November 6, 2013: The currently contracted critical structural repair work on the Battleship Texas is just about 1/3 complete! Taylor Marine Construction (TMC) has been busy repairing frames in the aft trimming tank (D-12), and has completely installed a new watertight bulkhead at the after frame of that space (Frame 129 ½). A new watertight bulkhead will soon be installed at the forward end of D-12, at Frame 123. Replacement of about half of the frames in between these bulkheads is complete, along with about 2/3 of the keel work. By original design, the 3/4” thick steel plate keel of the ship is exposed in D-12. At some locations, the keel is over 5 feet tall! The repair work will result in a keel that is stronger than it has ever been because what’s left of the original keel will remain in place, and a new ¾” steel plate will be installed on at least one side of the existing plate, and in some locations, on BOTH sides of the existing plate. This means that some locations along the keel, both in D-12 and in the tanks underneath the engine rooms, will end up with brand new keel plating 1 ½” thick! That’s twice as much as the “Mighty T” has ever had in those locations! In fact, to go along with the other complexities of this project, it is possible that this is the first instance where a ship of such mass has received a replacement keel while still afloat. Remember…the keel is the very backbone of a ship, and is at the deepest point in the water. This means that the new keel going into the Battleship Texas is being installed over 20 feet below the waterline! All this work is going on even while the ship remains open for visitors, so come on down to the Battleship Texas and take a look for yourself! Of course, the public cannot enter the work zone, but it is easy to see the buzz of activity associated with all the repair work. Stay tuned for another update in the next month or so, and remember to take a look at our “Reports and Correspondence” page for the bi-annual report s issued to the US Navy, the Advisory Council on Historic Preservation, and the Texas Historical Commission. We’ll post new reports every August and February until the project is completed!

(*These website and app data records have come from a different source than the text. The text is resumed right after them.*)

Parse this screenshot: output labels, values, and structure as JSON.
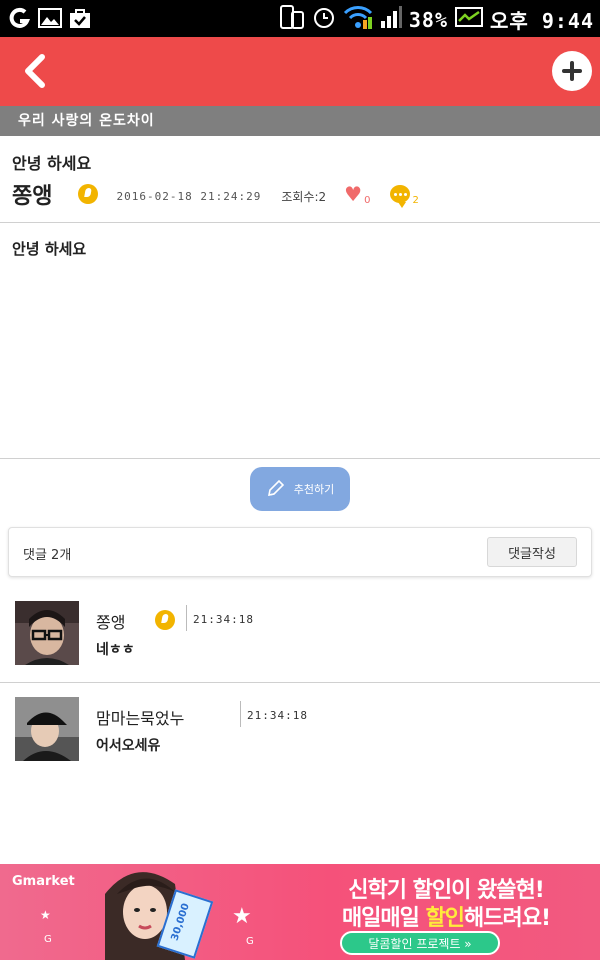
{
  "status_bar": {
    "battery": "38%",
    "time": "오후 9:44"
  },
  "header": {
    "back_icon": "chevron-left-icon",
    "add_icon": "plus-icon"
  },
  "category": "우리 사랑의 온도차이",
  "post": {
    "title": "안녕 하세요",
    "author": "쫑앵",
    "date": "2016-02-18 21:24:29",
    "views": "조회수:2",
    "likes": "0",
    "comments": "2",
    "body": "안녕 하세요"
  },
  "recommend": {
    "label": "추천하기"
  },
  "comments_section": {
    "count_label": "댓글 2개",
    "write_label": "댓글작성"
  },
  "comments": [
    {
      "author": "쫑앵",
      "time": "21:34:18",
      "text": "네ㅎㅎ"
    },
    {
      "author": "맘마는묵었누",
      "time": "21:34:18",
      "text": "어서오세유"
    }
  ],
  "ad": {
    "brand": "Gmarket",
    "line1": "신학기 할인이 왔쓸현!",
    "line2_a": "매일매일 ",
    "line2_hl": "할인",
    "line2_b": "해드려요!",
    "cta": "달콤할인 프로젝트 »",
    "coupon": "30,000"
  },
  "colors": {
    "appbar": "#ee4a4a",
    "category": "#7f7f7f",
    "recommend": "#82a8e0",
    "badge": "#f2b400",
    "heart": "#f06a6a"
  }
}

- Watch a Youtube Video About the Battleship Texas Dry Berth Project (September 2011)
- Project Video Shown at Public Meeting 12-02-28 (February 2012)
- Battleship Texas Project: Structural Repairs and Dry Berth (August 2013)